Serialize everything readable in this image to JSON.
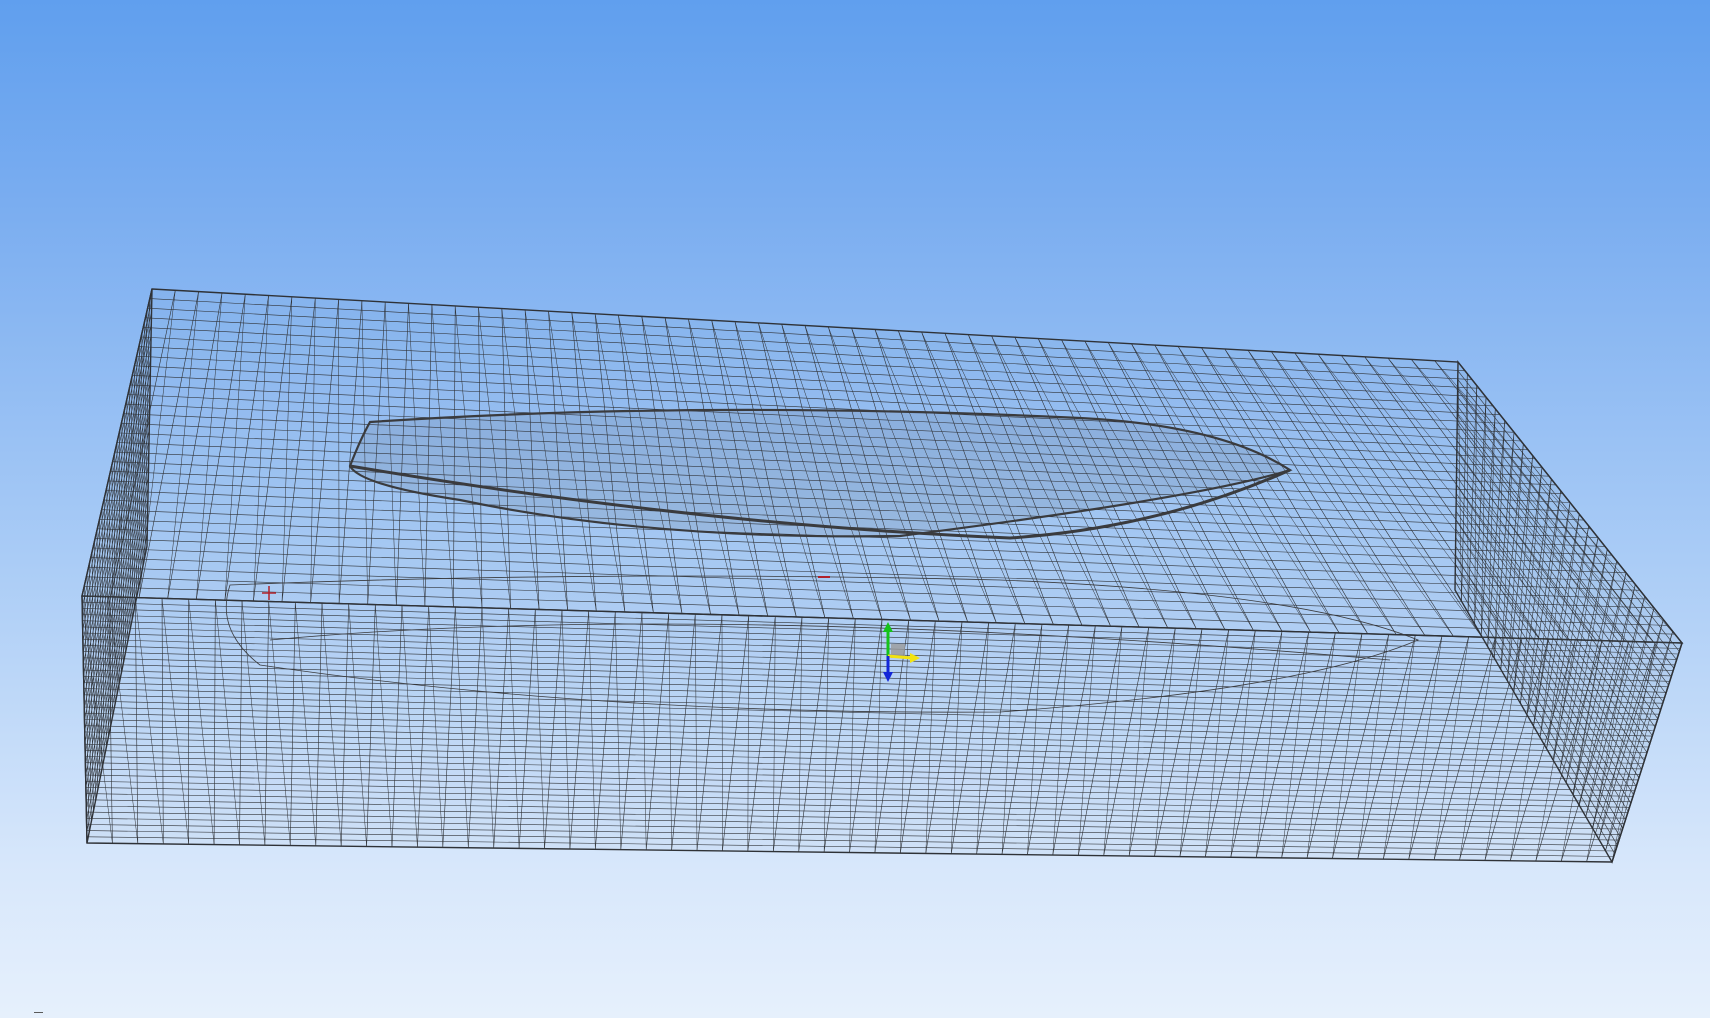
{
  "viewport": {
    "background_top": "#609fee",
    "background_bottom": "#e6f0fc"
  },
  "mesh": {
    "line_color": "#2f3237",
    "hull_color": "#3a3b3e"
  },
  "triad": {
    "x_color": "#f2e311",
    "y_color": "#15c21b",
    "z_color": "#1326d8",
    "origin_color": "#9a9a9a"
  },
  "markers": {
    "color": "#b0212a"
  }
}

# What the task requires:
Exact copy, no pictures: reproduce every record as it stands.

# Task output:
Serialize everything readable in this image to JSON.
{
  "viewport": {
    "background_top": "#609fee",
    "background_bottom": "#e6f0fc"
  },
  "mesh": {
    "line_color": "#2f3237",
    "hull_color": "#3a3b3e"
  },
  "triad": {
    "x_color": "#f2e311",
    "y_color": "#15c21b",
    "z_color": "#1326d8",
    "origin_color": "#9a9a9a"
  },
  "markers": {
    "color": "#b0212a"
  }
}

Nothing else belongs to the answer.